SP&T 2019 Hall of Fame: Elliott Goldstein
By Neil Sutton
Elliott Goldstein literally wrote the book on surveillance and the law.
It’s called “Visual Evidence: A Practitioner’s Manual.” It has been in print continuously since 1991, updated multiple times every year and now spans three volumes.
Goldstein is a familiar face to many in the Canadian security industry. He is a frequent presenter for the Canadian Security Association (CANASA), ASIS International and other associations, as well as a long-standing lecturer for the Ontario Police College. He has also contributed to this magazine and is often seen in the pages of sister publication Canadian Security with his longstanding regular column, “CCTV and the Law.”
A lawyer by trade, Goldstein found his niche in security, combining his knowledge of surveillance with his vocation. He has also reviewed numerous alarm and monitoring contracts over the years, helping to Canadianize them.
This didn’t all happen overnight. It took a few attempts for Goldstein to find that niche and for the security industry to find him.
Goldstein was born in Winnipeg and raised in Saskatoon. He attended law school in Saskatchewan, then moved to B.C. and was called to the bar there in 1984.
His first published book was a video and photography case law manual. A “giant database,” Goldstein says, of the legal cases in the Commonwealth world dealing with photos, motion pictures and a few security videos.
When he moved to Ontario in 1986, “everybody said, that’s great, it’s a nice reference manual, but people want a practitioner’s manual — they want a manual that is going to teach them how to use video and what they can use it for. Forget about the photography, forget about the motion pictures, the big thing now is video.”
So he wrote “Visual Evidence.” His publisher thought it could be a resource for lawyers. There wasn’t much initial interest, “but a strange thing happened,” says Goldstein.

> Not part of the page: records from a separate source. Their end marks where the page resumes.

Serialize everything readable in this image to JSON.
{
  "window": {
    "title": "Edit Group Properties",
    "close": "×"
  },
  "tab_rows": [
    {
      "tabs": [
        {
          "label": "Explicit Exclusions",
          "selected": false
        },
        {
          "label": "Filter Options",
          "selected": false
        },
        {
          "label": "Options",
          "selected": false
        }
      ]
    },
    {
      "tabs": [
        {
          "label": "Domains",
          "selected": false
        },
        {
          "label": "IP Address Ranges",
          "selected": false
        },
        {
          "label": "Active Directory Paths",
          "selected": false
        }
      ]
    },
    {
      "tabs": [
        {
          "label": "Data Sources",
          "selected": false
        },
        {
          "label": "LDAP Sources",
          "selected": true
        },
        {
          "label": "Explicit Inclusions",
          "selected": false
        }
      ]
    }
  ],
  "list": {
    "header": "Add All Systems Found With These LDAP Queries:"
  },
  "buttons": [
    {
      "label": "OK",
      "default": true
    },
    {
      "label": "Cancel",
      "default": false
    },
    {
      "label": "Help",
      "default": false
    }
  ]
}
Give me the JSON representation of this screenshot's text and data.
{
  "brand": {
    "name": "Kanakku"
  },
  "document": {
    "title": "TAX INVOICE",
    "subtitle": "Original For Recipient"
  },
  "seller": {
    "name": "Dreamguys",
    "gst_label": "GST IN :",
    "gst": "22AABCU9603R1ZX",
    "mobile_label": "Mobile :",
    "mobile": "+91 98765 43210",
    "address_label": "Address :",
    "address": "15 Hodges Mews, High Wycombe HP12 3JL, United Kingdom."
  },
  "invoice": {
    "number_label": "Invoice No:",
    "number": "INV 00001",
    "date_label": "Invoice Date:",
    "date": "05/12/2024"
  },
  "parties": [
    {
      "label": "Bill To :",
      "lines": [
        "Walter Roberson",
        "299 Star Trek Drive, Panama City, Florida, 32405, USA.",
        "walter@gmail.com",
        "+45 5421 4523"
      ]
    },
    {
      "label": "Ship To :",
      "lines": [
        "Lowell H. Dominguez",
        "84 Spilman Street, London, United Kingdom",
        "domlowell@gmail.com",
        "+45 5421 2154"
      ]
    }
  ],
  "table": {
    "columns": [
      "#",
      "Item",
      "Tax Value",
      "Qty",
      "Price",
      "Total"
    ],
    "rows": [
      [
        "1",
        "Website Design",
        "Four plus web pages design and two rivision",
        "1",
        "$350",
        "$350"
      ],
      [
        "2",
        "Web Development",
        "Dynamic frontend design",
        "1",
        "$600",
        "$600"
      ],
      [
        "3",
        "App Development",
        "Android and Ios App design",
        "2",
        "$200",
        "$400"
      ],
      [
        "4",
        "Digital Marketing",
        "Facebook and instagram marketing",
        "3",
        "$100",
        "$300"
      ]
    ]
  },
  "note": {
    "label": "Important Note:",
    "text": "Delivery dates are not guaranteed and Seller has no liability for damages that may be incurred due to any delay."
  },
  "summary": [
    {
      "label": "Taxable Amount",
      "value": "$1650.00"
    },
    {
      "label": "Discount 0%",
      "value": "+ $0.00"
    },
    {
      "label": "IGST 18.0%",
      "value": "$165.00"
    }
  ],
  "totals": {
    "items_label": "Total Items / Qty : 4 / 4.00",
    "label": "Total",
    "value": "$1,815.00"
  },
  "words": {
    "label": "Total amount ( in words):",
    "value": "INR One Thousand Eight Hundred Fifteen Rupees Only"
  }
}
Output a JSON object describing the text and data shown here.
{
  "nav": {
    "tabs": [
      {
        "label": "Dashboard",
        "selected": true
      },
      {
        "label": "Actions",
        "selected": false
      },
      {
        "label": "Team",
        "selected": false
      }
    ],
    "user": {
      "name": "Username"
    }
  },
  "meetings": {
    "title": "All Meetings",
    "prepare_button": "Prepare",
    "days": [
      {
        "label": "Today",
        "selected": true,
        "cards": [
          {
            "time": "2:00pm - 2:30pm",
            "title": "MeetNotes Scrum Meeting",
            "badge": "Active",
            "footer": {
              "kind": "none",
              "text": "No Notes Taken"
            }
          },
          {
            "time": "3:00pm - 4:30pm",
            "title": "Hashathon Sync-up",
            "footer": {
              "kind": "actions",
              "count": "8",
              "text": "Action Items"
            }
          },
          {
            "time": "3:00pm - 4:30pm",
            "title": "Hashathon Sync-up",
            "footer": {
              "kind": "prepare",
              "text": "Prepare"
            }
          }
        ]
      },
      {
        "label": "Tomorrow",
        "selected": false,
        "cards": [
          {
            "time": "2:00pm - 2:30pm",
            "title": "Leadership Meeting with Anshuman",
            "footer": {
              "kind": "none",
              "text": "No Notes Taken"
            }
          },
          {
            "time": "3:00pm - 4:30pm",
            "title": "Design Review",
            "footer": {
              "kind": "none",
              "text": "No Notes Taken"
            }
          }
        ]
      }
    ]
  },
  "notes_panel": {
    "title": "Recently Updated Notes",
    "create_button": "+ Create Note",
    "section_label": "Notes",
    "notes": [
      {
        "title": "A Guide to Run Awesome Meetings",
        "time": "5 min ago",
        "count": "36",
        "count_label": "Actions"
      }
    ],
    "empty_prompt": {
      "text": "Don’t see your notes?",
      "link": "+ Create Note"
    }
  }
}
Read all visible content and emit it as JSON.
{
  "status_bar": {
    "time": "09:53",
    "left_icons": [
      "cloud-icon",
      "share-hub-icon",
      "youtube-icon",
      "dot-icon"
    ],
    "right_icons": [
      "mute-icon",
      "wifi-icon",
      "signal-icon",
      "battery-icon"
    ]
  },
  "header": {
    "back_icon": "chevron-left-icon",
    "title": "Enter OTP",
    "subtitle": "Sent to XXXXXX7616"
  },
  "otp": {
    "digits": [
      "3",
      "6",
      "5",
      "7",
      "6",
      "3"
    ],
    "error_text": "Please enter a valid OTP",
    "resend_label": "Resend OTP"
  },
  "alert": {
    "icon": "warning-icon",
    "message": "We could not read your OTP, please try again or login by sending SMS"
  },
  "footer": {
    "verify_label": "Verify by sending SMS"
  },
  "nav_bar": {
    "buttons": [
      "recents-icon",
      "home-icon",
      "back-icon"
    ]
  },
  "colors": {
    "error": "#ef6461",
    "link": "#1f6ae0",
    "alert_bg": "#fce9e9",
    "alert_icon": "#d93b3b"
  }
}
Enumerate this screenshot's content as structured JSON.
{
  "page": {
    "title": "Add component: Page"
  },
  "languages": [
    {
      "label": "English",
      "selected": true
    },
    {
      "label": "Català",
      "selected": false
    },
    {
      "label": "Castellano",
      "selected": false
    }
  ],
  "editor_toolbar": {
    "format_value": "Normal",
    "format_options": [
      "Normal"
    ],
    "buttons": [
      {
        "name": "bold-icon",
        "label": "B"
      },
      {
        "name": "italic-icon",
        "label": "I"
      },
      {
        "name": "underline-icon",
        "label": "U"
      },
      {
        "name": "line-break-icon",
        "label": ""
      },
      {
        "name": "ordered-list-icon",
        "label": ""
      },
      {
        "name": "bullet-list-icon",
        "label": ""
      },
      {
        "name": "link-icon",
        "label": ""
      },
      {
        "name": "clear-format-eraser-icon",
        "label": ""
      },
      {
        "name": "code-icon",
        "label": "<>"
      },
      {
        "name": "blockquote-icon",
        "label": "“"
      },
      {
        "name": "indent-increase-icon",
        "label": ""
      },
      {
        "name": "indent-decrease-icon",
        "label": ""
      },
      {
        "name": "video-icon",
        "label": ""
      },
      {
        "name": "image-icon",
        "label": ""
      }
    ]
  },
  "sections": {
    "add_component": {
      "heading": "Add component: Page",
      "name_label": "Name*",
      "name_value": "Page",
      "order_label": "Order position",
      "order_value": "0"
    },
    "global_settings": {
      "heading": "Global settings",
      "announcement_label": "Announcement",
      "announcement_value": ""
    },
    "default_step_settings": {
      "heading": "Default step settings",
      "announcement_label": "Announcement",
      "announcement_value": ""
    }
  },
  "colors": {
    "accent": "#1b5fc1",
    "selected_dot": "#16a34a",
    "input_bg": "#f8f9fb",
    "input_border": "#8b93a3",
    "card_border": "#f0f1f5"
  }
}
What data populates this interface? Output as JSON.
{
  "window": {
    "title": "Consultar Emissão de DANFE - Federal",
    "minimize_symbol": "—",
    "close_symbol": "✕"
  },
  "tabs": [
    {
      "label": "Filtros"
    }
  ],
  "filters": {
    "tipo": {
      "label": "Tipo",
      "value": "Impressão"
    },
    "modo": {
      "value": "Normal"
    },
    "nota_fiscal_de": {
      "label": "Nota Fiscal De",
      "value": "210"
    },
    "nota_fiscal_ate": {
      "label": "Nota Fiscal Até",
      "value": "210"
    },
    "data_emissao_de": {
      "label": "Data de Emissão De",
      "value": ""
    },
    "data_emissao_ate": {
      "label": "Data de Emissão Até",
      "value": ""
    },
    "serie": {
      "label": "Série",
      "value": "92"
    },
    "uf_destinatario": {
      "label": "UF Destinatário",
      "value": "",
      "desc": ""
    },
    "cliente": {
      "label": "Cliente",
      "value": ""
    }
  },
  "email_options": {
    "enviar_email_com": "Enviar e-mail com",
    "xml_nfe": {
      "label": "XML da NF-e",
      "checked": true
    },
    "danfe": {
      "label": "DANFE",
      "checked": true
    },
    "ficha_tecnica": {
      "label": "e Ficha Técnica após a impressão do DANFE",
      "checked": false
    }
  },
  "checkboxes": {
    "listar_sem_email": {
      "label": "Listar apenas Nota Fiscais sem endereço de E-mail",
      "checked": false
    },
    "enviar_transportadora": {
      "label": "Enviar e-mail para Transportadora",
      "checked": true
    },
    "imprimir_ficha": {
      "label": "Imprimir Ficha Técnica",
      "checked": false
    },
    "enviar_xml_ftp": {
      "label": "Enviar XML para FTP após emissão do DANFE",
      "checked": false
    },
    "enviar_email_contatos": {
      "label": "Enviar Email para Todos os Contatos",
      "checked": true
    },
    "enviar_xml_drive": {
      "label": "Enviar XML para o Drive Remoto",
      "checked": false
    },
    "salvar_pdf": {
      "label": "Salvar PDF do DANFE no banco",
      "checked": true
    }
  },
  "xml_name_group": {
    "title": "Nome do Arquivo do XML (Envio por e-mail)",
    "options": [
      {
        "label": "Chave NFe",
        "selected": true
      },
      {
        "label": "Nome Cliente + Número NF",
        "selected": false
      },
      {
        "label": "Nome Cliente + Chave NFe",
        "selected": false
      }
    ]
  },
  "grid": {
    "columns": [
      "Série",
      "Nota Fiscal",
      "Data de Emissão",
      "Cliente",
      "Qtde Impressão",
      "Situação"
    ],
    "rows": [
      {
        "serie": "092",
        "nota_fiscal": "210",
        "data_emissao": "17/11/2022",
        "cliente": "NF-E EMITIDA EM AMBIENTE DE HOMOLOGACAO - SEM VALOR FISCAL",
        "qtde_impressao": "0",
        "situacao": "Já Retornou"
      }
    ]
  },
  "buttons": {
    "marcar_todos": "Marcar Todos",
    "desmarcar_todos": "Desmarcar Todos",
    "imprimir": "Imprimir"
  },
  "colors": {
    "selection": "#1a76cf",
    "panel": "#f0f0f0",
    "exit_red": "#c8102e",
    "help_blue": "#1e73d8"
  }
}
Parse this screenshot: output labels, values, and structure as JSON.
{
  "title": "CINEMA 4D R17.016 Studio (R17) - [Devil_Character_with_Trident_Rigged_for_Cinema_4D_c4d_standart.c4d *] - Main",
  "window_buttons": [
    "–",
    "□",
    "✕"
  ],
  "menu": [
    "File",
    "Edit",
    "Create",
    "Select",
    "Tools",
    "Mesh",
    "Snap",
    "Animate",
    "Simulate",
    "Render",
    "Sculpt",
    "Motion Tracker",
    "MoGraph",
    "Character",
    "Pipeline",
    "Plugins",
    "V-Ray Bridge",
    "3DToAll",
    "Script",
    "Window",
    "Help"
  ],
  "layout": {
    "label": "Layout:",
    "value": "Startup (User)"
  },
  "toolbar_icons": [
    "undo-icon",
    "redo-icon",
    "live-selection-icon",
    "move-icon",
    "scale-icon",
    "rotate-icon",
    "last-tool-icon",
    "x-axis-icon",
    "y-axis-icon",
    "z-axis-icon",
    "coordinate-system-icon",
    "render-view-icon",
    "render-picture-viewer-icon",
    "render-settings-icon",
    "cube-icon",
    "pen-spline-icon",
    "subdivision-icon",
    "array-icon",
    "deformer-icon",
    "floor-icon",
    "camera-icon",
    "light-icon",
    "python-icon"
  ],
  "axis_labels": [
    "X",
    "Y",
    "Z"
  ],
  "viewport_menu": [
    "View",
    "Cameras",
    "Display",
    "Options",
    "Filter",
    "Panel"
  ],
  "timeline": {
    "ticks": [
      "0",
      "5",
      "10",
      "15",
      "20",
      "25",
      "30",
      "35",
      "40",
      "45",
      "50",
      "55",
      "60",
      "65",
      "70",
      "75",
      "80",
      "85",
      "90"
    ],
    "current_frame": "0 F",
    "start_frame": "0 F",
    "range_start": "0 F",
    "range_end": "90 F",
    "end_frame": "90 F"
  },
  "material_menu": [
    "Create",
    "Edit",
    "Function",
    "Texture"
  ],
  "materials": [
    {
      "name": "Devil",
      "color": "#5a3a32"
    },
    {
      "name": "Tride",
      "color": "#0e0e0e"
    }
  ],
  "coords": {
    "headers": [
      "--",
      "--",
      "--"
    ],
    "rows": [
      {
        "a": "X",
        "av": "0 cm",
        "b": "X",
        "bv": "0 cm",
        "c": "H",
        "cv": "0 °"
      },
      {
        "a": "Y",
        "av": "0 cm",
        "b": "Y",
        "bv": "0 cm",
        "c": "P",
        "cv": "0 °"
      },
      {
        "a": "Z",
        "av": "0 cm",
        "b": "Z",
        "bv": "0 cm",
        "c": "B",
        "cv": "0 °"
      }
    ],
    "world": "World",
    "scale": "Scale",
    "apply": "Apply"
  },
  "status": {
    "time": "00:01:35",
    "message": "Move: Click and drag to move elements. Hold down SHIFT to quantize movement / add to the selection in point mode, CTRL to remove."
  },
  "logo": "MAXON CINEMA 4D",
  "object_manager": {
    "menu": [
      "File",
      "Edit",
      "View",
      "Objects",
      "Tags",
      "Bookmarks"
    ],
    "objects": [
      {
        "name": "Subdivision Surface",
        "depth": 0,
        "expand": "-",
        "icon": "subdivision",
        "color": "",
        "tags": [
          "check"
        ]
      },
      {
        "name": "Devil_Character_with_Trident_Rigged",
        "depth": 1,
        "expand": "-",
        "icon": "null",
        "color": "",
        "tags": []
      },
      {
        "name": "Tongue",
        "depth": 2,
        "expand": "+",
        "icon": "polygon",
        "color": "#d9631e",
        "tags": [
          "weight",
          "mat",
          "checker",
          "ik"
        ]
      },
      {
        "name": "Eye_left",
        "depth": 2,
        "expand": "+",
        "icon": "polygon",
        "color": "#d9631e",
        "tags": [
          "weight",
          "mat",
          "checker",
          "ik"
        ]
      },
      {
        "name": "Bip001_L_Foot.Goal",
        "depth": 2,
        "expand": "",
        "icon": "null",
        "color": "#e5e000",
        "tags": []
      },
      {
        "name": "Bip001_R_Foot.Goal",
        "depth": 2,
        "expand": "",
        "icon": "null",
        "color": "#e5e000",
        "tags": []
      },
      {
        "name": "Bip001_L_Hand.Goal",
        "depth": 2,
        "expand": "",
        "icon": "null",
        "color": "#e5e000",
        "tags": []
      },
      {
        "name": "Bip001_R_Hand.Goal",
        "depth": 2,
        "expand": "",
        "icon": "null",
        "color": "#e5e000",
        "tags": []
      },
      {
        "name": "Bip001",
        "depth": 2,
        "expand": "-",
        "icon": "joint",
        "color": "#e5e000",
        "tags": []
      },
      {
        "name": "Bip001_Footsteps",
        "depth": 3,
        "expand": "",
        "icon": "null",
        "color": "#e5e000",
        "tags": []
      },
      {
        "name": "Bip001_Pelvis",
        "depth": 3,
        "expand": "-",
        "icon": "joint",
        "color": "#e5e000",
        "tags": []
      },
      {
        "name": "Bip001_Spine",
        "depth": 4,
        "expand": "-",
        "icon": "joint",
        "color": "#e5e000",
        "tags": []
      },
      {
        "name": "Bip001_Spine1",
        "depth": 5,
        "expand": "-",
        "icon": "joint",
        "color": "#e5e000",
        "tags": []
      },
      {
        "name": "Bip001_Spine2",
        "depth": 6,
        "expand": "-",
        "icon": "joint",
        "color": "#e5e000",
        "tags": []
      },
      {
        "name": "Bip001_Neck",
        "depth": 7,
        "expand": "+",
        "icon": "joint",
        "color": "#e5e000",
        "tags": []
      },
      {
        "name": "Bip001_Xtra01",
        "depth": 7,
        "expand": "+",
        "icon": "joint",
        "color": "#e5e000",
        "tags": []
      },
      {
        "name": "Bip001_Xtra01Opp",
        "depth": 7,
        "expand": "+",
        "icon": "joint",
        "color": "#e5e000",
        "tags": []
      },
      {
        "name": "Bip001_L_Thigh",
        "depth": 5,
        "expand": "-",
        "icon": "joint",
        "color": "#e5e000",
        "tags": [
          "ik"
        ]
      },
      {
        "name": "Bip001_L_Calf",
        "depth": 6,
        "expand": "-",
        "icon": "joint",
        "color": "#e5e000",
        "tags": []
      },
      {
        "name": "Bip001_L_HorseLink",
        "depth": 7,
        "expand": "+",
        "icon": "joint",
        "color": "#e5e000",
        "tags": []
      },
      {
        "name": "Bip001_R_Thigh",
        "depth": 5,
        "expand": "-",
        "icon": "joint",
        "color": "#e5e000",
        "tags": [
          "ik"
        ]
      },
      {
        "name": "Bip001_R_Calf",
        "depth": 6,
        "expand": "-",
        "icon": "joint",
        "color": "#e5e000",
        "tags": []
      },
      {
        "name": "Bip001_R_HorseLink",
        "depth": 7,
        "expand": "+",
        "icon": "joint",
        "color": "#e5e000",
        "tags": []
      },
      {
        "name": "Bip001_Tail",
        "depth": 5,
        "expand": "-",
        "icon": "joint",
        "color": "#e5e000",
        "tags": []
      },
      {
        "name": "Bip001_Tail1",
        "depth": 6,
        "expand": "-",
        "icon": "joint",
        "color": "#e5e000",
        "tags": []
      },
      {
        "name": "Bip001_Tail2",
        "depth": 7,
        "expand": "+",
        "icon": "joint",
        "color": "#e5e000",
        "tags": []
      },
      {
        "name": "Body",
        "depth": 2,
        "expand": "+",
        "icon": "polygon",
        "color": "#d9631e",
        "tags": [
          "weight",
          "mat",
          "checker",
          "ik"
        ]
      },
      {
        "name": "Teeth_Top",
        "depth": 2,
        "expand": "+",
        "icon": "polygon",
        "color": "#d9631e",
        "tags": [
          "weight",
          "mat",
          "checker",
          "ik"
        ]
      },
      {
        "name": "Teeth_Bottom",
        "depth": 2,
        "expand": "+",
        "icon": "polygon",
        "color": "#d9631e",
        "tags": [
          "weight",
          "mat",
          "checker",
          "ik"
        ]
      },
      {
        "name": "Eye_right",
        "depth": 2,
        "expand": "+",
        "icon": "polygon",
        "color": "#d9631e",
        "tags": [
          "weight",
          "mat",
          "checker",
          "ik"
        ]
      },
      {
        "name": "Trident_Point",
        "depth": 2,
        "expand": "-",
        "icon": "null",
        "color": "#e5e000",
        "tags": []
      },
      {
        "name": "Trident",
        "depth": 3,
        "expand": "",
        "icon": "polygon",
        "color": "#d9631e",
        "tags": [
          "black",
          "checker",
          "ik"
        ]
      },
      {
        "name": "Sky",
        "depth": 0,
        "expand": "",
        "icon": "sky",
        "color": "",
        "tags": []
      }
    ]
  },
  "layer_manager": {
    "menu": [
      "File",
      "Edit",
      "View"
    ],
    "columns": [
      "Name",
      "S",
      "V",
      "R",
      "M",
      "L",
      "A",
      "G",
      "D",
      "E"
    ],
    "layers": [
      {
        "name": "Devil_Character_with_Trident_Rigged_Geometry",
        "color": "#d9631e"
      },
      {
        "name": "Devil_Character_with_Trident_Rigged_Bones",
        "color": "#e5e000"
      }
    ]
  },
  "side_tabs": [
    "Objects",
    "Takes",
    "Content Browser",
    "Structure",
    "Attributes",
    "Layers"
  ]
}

A person connected to the Retail Council of Canada (an association of retailers and affiliated professionals) discovered a copy of the book and instantly saw it’s usefulness in the fight against shoplifting. “They suggested the alarm and security business might be more interested,” explains Goldstein.
Security camera vendors like Panasonic and Sony hosted seminars with Goldstein as featured speaker, selling copies of his book to attendees.
“All of a sudden, the book took off. We were selling hundreds of copies a year. What started off as a book aimed at lawyers very quickly became the hottest thing for anybody in the alarm and security business.”
Despite his close association with surveillance and the law, he still regards it largely as a hobby, “but a very serious hobby.” His legal “day job” is as a litigation lawyer. He was also appointed as a deputy judge 10 years ago.
What keeps him coming back to the book is his love of teaching. Educating an industry that thirsts for legal knowledge is a huge motivator, says Goldstein, and he enjoys making a difference.
“People ask me, why did you write a book about this topic? Because it wasn’t there. It was needed,” says Goldstein. “The only way you can change people’s minds is by teaching them.”
The book has grown over the decades to include technology evolution in security cameras, as well as other aspects of surveillance such as privacy legislation, smartphones and potentially even artificial intelligence (though Goldstein believes the term is often misapplied).
Next for Goldstein is something that might seem counterintuitive — cutting back. With its three volumes, the book has become seriously heavy. Goldstein hopes to create a slimmer edition in the future to make it more accessible and reinvigorate it as a teaching tool.
“If you train people, they become better at what they’re doing and then they can use their skills to help other people. I feel very strongly about education. But you can’t teach them if there’s no book to teach them from,” he says.